### What the task requires
Identify each line below that contains the word "else", and copy it out.

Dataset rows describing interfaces
● ● ● ● ● ● ●

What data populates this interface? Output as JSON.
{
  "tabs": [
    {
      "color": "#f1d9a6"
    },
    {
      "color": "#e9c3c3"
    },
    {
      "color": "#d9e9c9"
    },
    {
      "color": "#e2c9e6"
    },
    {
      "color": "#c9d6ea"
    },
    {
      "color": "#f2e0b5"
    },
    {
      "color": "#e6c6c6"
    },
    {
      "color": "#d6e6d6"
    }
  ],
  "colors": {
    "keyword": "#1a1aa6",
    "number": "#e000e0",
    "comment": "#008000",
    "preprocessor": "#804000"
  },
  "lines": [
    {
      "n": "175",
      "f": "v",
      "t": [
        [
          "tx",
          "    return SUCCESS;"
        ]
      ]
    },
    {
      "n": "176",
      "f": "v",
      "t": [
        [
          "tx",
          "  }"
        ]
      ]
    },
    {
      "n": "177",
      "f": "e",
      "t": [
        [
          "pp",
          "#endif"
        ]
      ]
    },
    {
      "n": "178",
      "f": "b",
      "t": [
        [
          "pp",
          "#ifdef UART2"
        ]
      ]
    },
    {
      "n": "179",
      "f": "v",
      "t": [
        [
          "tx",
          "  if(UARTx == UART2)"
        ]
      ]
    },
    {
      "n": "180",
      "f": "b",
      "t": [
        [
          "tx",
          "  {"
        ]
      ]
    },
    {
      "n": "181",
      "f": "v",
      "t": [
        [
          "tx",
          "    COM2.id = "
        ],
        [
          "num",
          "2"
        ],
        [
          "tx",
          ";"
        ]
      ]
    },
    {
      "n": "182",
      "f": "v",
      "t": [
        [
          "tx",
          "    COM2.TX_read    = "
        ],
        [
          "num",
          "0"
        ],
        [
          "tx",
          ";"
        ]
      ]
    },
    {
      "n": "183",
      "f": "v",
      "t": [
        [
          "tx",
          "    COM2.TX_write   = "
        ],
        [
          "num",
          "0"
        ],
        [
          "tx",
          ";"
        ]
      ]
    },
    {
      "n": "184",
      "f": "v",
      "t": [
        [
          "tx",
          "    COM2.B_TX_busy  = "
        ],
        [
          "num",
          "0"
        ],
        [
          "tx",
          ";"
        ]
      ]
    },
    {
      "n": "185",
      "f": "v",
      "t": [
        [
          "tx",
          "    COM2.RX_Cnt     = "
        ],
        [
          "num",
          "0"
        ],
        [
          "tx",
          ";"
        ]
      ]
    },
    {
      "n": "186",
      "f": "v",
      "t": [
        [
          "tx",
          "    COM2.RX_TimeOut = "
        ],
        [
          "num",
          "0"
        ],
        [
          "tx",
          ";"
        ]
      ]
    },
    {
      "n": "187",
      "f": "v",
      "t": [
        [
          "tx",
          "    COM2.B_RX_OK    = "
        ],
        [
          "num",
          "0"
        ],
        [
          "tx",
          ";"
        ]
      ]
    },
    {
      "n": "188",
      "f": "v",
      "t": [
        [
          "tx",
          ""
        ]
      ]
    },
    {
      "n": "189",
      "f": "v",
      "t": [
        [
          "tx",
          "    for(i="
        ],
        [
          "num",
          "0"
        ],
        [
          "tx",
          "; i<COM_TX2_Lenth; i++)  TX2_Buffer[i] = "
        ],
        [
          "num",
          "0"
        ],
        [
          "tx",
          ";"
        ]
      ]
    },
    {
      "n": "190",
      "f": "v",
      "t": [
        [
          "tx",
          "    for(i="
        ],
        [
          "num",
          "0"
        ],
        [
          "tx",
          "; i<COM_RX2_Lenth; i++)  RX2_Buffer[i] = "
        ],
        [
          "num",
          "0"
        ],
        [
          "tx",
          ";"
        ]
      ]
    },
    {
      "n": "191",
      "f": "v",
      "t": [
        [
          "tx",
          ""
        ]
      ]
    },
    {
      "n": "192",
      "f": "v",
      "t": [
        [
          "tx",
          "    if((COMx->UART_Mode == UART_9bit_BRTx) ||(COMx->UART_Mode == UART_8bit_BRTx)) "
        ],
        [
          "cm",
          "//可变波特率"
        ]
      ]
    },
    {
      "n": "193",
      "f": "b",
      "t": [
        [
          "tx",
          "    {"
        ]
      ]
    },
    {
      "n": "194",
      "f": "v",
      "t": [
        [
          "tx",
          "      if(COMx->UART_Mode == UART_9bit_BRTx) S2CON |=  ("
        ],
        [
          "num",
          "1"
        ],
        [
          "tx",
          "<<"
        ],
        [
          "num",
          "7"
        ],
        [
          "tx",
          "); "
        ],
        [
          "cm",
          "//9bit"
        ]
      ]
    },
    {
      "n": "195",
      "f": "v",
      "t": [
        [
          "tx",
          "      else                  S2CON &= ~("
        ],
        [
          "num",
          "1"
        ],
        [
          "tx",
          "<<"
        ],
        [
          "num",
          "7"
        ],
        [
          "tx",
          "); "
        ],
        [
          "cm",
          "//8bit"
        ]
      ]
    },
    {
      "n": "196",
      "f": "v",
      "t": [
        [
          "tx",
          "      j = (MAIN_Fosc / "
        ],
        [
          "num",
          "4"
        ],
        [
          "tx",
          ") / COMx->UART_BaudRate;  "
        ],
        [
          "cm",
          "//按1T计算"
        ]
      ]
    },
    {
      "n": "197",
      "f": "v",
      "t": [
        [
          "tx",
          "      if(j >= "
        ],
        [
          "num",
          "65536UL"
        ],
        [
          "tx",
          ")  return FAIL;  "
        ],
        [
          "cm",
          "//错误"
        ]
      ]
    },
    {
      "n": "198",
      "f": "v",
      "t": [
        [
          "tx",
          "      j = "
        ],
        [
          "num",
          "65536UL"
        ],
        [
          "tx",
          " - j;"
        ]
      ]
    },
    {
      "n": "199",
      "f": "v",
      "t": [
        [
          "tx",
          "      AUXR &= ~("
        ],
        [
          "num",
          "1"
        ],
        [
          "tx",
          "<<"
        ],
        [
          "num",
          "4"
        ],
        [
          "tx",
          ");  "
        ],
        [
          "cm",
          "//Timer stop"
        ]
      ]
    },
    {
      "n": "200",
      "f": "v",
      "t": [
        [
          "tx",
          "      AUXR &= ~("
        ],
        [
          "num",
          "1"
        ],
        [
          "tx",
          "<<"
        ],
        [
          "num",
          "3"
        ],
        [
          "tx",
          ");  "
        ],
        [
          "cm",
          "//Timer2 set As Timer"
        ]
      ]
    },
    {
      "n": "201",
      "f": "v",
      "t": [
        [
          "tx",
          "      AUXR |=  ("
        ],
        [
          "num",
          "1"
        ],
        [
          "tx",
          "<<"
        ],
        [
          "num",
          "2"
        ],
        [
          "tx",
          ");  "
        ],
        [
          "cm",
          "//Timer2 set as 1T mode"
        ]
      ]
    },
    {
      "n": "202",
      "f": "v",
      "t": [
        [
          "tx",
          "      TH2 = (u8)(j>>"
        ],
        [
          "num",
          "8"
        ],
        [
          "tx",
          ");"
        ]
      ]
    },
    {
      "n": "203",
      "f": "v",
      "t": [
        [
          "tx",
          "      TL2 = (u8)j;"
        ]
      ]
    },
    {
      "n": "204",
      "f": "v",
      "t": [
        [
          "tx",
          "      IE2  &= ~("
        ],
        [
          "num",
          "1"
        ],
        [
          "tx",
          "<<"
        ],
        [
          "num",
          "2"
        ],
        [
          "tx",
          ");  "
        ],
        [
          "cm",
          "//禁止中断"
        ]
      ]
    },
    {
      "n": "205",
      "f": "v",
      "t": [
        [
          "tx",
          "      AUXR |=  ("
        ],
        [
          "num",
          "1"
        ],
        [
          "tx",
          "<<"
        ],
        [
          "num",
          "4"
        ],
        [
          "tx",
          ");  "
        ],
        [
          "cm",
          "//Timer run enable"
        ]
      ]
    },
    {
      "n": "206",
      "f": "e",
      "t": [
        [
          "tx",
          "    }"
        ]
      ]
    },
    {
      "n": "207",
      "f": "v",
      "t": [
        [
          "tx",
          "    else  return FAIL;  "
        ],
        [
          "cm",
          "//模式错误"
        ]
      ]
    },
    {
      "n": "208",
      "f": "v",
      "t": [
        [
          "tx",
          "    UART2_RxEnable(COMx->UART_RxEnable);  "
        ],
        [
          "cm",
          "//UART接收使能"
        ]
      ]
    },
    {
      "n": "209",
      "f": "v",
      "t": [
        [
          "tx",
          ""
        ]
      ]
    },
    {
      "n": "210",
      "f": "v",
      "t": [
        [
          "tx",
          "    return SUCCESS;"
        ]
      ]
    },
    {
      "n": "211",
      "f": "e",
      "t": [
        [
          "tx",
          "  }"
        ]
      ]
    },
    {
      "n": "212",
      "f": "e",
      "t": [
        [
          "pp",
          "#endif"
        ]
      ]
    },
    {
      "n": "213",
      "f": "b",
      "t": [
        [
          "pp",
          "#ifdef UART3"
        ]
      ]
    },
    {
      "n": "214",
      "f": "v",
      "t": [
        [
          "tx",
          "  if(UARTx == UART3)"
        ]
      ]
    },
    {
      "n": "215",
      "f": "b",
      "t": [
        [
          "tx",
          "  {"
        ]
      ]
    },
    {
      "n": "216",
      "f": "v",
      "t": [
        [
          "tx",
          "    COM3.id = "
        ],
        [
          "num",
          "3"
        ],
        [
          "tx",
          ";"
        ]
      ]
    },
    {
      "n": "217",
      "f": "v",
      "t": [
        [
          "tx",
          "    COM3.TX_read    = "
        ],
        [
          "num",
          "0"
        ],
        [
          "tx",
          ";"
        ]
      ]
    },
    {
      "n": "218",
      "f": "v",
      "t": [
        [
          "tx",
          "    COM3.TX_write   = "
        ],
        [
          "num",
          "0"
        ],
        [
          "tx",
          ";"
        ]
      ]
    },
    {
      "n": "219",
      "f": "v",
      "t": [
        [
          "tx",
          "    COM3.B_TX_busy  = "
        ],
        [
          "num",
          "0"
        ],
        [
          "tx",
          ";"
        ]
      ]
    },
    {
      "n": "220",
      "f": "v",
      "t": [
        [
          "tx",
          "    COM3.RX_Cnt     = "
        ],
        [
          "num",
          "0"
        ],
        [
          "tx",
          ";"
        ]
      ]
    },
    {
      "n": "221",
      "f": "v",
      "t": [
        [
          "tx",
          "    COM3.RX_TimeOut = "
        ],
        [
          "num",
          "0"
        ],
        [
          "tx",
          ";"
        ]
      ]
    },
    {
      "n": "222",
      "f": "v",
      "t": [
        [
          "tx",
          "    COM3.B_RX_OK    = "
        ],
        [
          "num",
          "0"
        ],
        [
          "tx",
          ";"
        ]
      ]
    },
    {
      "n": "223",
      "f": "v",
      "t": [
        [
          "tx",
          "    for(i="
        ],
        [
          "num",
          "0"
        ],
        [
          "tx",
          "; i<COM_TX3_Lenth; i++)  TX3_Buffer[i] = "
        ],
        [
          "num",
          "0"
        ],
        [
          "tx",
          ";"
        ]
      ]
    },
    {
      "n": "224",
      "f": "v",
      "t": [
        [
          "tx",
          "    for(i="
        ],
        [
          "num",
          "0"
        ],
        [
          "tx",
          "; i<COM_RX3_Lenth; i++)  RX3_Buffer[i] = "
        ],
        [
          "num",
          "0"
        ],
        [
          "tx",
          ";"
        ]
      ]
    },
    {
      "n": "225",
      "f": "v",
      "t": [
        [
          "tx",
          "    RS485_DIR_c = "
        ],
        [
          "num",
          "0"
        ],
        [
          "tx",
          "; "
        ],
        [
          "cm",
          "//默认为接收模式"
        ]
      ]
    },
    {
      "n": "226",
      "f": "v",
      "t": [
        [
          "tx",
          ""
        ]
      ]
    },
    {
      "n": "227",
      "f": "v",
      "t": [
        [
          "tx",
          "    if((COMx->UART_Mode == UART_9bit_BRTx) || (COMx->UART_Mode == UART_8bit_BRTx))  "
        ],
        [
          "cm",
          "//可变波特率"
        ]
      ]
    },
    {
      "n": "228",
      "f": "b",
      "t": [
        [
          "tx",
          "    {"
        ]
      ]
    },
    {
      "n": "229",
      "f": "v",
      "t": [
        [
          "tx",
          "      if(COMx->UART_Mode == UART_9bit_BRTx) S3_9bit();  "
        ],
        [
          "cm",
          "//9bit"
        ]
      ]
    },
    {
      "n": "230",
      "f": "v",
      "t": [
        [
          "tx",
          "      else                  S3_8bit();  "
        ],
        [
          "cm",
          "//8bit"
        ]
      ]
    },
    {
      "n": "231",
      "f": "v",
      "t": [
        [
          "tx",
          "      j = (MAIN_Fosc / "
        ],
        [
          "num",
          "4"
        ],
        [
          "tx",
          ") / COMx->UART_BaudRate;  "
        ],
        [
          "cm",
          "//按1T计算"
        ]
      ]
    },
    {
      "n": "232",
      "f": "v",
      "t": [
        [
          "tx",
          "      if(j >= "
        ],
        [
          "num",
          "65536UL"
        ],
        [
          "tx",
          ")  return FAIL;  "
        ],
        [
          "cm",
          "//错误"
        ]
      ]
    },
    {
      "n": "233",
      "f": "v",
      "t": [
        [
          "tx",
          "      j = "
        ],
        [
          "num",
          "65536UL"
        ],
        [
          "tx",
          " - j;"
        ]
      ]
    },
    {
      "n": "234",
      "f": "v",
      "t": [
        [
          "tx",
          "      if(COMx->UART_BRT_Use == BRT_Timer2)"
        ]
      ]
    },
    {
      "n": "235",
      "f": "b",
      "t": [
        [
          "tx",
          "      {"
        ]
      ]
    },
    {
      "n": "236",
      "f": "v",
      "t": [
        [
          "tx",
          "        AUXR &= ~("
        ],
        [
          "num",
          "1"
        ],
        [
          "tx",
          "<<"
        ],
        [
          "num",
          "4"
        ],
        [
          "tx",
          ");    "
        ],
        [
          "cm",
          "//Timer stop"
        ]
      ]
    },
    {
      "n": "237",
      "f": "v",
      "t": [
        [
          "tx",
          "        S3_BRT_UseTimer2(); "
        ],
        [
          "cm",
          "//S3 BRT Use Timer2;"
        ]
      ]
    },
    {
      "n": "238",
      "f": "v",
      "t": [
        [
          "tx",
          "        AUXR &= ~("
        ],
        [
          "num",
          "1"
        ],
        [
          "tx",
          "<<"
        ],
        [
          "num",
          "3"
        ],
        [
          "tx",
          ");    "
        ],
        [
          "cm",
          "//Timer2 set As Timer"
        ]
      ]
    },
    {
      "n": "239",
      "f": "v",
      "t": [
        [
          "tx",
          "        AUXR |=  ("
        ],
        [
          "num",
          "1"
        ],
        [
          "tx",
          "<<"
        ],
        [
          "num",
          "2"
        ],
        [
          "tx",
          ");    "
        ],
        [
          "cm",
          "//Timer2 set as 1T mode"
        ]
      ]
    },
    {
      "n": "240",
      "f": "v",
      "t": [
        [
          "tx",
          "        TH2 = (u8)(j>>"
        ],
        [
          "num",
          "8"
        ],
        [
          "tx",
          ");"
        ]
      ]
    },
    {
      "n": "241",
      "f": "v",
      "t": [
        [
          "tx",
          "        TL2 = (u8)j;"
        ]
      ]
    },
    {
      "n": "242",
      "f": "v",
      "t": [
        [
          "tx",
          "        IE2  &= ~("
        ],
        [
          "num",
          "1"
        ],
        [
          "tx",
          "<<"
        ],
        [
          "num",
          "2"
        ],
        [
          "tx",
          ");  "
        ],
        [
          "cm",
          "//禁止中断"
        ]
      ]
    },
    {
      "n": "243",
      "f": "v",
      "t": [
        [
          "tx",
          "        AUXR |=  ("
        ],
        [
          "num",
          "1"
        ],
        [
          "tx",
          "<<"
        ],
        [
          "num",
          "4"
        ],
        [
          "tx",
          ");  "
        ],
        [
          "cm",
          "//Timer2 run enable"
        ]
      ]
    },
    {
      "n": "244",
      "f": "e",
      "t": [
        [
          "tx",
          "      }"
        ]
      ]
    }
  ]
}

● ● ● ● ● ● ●

### Reply to the task
          "      else                  S2CON &= ~("
          "    else  return FAIL;  "
          "      else                  S3_8bit();  "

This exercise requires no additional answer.